Why improving gets the nod over moving
New research has revealed that more and more British homeowners are choosing to improve their existing home rather than buy a new property.
Traditionally, homeowners in need of more space would usually look to move to a bigger house, but these days more and more people are choosing to invest time and money in their existing home rather than buying a new property.
Recent research carried out by specialist insurer Hiscox revealed that around 15% of homeowners over the last year have decided to improve rather than move – a significant increase on the 3% of homeowners choosing the renovation route in 2013. And amongst 18-36 year olds this figure is even greater, with more than a quarter of this age group deciding to invest in their current property, suggesting a possible generational shift when it comes to home renovations
There are a number of possible reasons for this apparent trend. A sluggish and costly housing market is a key contributing factor, but stamp duty and the potential for interest rate rises also play a part. The cost and hassle of moving home is also a barrier to some people, and some homeowners have even cited Brexit and the uncertainty it brings as a reason to avoid investing in new property at the current time.
As well as seeming like a safer and less costly option, staying in your home rather than moving also offers additional benefits, enabling you to stay in one place for a greater length of time and become a part of the local community.
When it comes to renovations, bathrooms and kitchens remain the most popular projects, but there has also been a rise in other types of renovation including loft conversions and, living room extensions, which have both seen an increase of more than 100% in the last nine years. One area which has seen a particularly significant growth is garden renovation, which is now the third most popular home improvement project.
While renovating your home may seem a more attractive option than moving house, it does come with its own set of challenges. It may not be as costly as moving, but that’s not to say renovating is an inexpensive option. The average householder sets aside a budget of just over £16,000 per project and allows five months to complete the work.
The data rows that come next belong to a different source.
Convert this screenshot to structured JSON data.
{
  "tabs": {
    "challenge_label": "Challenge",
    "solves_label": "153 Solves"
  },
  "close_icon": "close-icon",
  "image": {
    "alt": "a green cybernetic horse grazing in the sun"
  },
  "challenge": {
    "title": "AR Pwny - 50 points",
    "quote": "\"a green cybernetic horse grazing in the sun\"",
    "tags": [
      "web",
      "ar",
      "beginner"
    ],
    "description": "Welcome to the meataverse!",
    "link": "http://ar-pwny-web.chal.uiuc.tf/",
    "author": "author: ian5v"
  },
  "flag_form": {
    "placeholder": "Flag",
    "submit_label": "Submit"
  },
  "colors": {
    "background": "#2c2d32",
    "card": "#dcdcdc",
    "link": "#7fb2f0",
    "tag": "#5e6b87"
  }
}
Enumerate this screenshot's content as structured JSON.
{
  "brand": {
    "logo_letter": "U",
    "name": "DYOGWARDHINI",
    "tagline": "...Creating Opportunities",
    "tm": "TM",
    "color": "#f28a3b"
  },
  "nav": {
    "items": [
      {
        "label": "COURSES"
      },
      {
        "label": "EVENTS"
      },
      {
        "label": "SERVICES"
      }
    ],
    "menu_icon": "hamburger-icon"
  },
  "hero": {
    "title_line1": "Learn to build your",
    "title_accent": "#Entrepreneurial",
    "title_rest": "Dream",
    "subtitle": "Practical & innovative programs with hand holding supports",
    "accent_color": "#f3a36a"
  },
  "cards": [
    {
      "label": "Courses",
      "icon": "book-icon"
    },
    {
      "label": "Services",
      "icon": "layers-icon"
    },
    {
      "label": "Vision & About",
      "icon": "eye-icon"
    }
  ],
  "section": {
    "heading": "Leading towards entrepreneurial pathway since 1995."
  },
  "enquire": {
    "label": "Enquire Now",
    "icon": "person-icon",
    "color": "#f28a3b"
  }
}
However, overspend and delays are common problems so it’s important to plan the work and your budget properly at the very start.
Depending on the type and scale of your renovations you may also require planning permission, so it’s worth getting in touch with your local planning department before forging ahead with any of the work. And don’t forget to let your insurer know that you are planning to renovate or you could be left with little to no cover.
For homeowners looking to improve their current property without experiencing the disruption of a full scale renovation project, a conservatory can often be the perfect solution. Unlike many home improvement projects they don’t usually need planning permission (unless they are over a certain size), and our luxury conservatories enable you to create extra living space that is both stylish and practical, without going to the effort and expense of a traditional full-scale extension.
So, if you’re in need of more space, don’t head straight to the estate agent. With careful planning and creative thinking, you can carry out renovations and improvements to your existing property to create a home that you’ll be happy in for many years to come.